### WHAT NEEDS TO BE DONE
Within the data that follows, how many lines carry the string "Always"? Give the number alone.

Page and application data records
+---+

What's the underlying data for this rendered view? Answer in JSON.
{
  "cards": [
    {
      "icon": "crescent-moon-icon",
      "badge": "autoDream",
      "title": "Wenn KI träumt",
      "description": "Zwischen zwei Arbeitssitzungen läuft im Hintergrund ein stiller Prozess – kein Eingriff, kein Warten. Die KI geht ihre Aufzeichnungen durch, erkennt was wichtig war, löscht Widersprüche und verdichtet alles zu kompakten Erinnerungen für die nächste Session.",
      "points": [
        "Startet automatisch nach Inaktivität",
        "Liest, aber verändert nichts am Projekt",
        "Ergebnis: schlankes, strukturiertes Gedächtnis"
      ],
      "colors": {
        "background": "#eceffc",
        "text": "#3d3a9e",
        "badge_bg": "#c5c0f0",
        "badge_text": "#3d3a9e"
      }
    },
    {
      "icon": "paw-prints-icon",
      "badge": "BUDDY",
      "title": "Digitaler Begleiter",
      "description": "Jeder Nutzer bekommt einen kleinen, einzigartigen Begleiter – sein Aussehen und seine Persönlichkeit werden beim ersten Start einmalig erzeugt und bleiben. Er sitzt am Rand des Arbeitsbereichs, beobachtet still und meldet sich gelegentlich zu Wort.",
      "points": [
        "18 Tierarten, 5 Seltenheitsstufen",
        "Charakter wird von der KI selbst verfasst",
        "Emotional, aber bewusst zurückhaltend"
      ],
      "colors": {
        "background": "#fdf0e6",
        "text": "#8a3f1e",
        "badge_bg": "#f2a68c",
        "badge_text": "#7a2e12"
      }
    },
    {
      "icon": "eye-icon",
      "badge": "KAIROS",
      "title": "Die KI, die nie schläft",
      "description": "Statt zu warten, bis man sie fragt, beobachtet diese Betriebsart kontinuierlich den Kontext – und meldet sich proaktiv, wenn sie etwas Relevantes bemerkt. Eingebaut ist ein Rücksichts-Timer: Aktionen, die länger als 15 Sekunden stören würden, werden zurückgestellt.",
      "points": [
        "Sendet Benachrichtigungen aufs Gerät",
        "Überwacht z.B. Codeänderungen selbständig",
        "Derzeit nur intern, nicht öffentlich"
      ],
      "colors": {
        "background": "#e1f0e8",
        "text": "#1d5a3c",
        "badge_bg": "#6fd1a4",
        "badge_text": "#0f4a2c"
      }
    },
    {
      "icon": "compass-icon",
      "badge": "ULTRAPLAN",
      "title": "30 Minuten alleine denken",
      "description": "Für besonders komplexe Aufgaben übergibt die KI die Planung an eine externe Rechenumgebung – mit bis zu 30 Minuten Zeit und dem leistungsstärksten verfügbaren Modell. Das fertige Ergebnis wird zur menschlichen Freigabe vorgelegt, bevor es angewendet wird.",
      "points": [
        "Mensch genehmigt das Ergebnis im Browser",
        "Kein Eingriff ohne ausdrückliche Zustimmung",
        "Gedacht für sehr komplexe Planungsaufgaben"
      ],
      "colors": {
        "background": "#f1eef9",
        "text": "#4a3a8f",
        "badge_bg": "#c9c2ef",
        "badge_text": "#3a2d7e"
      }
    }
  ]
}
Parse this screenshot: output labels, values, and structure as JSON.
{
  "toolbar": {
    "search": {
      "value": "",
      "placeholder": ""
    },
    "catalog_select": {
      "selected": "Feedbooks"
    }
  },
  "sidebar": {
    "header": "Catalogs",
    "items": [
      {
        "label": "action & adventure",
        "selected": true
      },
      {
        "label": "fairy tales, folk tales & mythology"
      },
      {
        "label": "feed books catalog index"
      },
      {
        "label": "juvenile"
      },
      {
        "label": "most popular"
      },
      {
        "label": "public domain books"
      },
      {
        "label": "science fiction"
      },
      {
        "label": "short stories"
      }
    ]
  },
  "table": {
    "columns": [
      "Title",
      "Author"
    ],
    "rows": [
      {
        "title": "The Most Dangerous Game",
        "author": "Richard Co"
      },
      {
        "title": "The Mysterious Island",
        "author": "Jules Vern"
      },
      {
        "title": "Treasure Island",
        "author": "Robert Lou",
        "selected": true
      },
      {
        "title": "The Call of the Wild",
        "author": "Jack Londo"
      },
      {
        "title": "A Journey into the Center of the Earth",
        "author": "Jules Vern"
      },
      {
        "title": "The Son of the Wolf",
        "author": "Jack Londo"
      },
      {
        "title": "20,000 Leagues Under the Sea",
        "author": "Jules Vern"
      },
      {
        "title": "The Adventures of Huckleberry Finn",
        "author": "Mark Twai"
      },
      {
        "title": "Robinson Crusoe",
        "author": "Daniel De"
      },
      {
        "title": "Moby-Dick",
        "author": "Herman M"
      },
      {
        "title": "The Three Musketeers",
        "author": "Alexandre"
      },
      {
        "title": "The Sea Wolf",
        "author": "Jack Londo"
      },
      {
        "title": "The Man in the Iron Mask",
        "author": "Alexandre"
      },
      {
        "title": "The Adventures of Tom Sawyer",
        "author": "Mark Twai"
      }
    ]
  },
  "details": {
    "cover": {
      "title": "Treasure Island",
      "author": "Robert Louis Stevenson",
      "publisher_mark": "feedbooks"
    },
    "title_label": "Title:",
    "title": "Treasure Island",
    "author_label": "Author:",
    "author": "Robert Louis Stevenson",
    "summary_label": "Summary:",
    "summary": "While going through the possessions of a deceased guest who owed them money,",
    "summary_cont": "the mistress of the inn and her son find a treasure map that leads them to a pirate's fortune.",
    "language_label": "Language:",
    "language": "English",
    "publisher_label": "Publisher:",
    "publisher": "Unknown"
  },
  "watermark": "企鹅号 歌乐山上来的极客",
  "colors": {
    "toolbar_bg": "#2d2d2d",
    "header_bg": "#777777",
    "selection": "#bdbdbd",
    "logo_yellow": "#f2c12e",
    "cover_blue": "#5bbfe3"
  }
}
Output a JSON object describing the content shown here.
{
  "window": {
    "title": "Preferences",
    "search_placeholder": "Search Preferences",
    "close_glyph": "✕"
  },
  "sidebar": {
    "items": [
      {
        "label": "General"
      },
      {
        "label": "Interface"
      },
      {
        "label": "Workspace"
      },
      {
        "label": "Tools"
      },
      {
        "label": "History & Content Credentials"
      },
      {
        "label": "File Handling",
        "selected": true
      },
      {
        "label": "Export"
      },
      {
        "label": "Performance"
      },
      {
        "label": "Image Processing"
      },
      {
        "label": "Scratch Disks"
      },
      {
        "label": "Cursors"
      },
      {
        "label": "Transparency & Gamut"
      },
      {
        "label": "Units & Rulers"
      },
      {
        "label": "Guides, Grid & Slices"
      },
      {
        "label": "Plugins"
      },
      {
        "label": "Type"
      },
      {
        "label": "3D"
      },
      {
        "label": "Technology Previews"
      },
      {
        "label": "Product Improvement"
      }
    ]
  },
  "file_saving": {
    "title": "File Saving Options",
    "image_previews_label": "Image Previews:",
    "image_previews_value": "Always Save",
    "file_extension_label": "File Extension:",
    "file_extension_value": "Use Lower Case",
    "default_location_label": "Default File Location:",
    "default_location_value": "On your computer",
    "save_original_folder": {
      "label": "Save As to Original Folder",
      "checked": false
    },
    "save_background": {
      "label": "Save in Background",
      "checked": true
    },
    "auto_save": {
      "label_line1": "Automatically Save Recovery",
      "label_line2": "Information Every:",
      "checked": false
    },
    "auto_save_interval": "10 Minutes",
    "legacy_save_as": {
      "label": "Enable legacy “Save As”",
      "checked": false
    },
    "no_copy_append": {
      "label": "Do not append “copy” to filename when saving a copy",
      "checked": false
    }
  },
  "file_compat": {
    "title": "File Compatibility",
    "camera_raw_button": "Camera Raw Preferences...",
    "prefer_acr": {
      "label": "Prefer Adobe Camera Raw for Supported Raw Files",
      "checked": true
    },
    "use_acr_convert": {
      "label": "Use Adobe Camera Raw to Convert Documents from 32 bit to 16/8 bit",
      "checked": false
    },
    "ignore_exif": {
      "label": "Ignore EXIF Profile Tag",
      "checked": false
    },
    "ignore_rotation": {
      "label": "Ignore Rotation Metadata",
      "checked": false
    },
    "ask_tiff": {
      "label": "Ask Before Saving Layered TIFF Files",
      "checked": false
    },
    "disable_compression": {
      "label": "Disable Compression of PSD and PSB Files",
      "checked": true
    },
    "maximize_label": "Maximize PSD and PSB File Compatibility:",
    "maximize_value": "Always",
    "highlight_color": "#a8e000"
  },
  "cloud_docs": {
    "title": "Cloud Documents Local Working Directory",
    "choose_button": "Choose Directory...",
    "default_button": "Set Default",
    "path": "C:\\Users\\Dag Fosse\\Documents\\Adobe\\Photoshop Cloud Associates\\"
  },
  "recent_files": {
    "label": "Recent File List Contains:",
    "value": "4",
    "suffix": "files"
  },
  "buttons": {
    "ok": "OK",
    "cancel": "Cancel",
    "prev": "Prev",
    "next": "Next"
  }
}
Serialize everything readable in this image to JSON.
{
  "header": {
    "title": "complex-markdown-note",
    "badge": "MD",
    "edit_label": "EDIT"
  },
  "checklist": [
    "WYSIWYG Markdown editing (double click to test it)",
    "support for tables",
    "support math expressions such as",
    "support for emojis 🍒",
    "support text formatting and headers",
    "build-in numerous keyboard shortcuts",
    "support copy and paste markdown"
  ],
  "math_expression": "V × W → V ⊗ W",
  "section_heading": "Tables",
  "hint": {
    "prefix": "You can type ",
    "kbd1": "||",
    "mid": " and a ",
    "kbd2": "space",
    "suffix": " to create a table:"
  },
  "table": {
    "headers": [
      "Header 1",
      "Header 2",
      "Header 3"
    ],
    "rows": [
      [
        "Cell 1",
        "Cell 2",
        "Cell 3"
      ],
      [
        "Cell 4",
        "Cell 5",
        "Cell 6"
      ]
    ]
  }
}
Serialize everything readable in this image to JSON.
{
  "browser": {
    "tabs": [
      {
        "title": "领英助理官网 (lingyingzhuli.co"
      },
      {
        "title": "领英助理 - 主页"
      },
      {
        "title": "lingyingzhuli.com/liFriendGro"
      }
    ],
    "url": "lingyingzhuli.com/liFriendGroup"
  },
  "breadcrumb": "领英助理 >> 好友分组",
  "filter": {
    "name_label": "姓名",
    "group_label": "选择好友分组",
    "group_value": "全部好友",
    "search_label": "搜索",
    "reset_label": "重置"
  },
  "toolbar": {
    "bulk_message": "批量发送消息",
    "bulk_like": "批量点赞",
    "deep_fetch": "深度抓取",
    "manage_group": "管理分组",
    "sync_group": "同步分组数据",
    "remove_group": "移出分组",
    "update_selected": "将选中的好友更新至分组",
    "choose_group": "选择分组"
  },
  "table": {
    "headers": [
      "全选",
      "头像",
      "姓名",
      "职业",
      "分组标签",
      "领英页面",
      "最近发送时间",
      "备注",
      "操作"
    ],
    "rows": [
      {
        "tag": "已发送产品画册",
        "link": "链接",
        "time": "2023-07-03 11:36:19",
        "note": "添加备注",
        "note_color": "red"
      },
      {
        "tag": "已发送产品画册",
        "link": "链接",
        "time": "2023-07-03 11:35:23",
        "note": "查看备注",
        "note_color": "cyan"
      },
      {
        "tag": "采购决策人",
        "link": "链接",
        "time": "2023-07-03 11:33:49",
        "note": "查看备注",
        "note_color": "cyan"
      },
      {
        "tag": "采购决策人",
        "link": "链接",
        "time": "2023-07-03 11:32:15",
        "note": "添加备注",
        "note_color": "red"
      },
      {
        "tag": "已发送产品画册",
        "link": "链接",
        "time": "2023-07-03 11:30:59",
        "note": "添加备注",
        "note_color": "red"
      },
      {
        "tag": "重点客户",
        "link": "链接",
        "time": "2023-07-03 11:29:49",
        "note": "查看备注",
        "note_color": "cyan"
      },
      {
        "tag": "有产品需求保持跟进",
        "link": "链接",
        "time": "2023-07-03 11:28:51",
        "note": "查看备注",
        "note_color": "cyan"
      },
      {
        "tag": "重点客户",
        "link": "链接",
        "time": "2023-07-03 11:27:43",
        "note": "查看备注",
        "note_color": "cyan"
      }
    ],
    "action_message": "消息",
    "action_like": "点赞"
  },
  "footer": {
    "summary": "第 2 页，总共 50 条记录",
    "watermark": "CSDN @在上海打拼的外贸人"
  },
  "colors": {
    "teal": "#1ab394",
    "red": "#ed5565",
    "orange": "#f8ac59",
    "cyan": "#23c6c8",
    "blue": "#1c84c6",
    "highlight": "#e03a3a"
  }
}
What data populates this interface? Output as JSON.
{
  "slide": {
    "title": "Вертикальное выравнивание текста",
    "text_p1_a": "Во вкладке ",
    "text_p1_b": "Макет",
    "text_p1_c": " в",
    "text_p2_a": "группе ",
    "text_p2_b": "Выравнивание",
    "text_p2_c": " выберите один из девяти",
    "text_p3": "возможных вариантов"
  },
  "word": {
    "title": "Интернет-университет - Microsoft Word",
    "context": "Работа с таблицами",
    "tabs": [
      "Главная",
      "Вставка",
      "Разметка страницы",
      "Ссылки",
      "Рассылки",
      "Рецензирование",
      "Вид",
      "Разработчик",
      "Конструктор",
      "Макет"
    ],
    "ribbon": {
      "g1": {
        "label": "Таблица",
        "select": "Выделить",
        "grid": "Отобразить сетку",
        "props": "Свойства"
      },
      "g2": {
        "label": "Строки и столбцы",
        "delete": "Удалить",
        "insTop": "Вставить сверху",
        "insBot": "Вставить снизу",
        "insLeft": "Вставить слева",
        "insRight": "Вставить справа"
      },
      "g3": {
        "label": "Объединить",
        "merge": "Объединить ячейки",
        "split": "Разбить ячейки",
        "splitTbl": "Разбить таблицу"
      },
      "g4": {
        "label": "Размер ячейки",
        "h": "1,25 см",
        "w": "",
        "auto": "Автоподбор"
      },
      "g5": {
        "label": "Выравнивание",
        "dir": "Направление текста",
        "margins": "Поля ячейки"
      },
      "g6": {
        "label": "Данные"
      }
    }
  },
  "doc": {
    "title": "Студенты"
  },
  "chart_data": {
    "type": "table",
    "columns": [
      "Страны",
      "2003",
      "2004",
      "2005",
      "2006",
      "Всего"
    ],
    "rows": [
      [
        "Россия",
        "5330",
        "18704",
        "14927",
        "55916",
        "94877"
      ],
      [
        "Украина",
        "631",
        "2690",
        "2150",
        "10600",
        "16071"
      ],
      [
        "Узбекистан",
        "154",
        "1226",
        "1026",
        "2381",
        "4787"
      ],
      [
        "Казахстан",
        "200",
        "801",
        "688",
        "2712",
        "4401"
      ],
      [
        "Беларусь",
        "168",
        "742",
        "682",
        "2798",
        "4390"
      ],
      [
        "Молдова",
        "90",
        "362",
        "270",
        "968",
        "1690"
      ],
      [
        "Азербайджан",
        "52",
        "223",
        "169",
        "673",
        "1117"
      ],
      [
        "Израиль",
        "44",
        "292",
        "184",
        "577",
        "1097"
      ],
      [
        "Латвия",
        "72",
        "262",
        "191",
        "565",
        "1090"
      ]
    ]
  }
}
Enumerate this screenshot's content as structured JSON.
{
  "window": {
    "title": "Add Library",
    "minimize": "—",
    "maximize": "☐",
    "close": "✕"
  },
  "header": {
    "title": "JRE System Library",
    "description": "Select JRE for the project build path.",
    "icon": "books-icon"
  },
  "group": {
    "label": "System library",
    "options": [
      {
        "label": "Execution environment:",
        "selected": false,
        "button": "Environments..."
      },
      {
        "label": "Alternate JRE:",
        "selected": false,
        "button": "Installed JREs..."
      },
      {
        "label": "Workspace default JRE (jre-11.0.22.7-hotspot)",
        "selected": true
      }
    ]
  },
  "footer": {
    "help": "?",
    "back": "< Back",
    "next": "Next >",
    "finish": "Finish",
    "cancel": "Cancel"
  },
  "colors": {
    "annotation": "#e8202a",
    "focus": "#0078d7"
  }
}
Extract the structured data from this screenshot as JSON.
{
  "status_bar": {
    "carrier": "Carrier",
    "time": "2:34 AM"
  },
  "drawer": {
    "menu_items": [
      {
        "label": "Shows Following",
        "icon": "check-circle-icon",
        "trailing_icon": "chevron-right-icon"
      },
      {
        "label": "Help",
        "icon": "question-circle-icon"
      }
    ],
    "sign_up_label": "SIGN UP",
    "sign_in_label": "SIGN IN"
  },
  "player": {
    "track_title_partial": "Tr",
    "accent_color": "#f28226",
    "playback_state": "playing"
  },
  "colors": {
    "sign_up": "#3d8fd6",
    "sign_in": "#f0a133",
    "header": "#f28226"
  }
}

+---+

### RESPONSE BOX
2